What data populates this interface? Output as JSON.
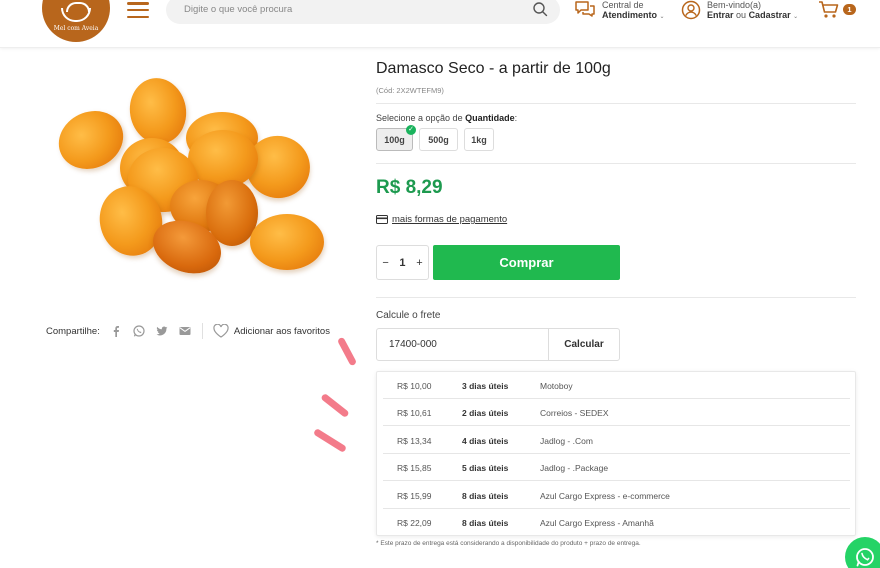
{
  "header": {
    "logo_text": "Mel com Aveia",
    "search_placeholder": "Digite o que você procura",
    "support_line1": "Central de",
    "support_line2": "Atendimento",
    "account_line1": "Bem-vindo(a)",
    "account_enter": "Entrar",
    "account_or": "ou",
    "account_register": "Cadastrar",
    "cart_count": "1",
    "brand_color": "#b8661c"
  },
  "product": {
    "title": "Damasco Seco - a partir de 100g",
    "code": "(Cód: 2X2WTEFM9)",
    "option_prefix": "Selecione a opção de",
    "option_name": "Quantidade",
    "option_suffix": ":",
    "options": [
      "100g",
      "500g",
      "1kg"
    ],
    "selected_option": "100g",
    "price": "R$ 8,29",
    "price_color": "#1d9a4f",
    "payment_link": "mais formas de pagamento",
    "quantity": "1",
    "minus": "−",
    "plus": "+",
    "buy_label": "Comprar",
    "buy_color": "#20b94f"
  },
  "share": {
    "label": "Compartilhe:",
    "icons": [
      "facebook-icon",
      "whatsapp-icon",
      "twitter-icon",
      "email-icon"
    ],
    "favorite_label": "Adicionar aos favoritos"
  },
  "shipping": {
    "label": "Calcule o frete",
    "cep_value": "17400-000",
    "calc_label": "Calcular",
    "rows": [
      {
        "price": "R$ 10,00",
        "days": "3 dias úteis",
        "carrier": "Motoboy"
      },
      {
        "price": "R$ 10,61",
        "days": "2 dias úteis",
        "carrier": "Correios - SEDEX"
      },
      {
        "price": "R$ 13,34",
        "days": "4 dias úteis",
        "carrier": "Jadlog - .Com"
      },
      {
        "price": "R$ 15,85",
        "days": "5 dias úteis",
        "carrier": "Jadlog - .Package"
      },
      {
        "price": "R$ 15,99",
        "days": "8 dias úteis",
        "carrier": "Azul Cargo Express - e-commerce"
      },
      {
        "price": "R$ 22,09",
        "days": "8 dias úteis",
        "carrier": "Azul Cargo Express - Amanhã"
      }
    ],
    "footnote": "* Este prazo de entrega está considerando a disponibilidade do produto + prazo de entrega."
  }
}
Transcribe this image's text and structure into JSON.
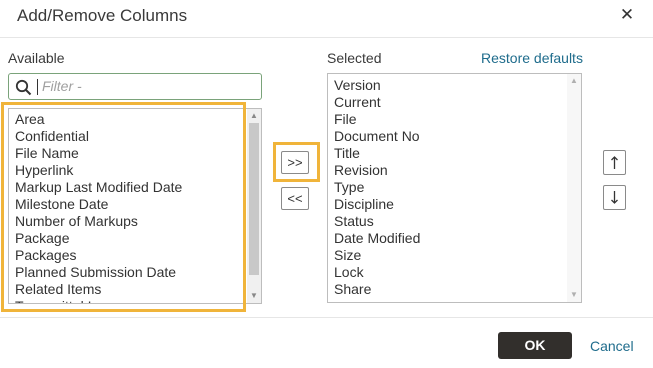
{
  "dialog": {
    "title": "Add/Remove Columns",
    "close_icon": "close-icon"
  },
  "available": {
    "label": "Available",
    "filter_placeholder": "Filter -",
    "items": [
      "Area",
      "Confidential",
      "File Name",
      "Hyperlink",
      "Markup Last Modified Date",
      "Milestone Date",
      "Number of Markups",
      "Package",
      "Packages",
      "Planned Submission Date",
      "Related Items",
      "Transmittal In"
    ]
  },
  "selected": {
    "label": "Selected",
    "restore_label": "Restore defaults",
    "items": [
      "Version",
      "Current",
      "File",
      "Document No",
      "Title",
      "Revision",
      "Type",
      "Discipline",
      "Status",
      "Date Modified",
      "Size",
      "Lock",
      "Share"
    ]
  },
  "transfer": {
    "add_label": ">>",
    "remove_label": "<<"
  },
  "order": {
    "up_icon": "arrow-up-icon",
    "down_icon": "arrow-down-icon"
  },
  "footer": {
    "ok_label": "OK",
    "cancel_label": "Cancel"
  },
  "colors": {
    "highlight": "#f0b43a",
    "link": "#1f6c8c",
    "primary_button": "#322f2c"
  }
}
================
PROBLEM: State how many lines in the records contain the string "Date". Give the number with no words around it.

TASK ANSWER: 4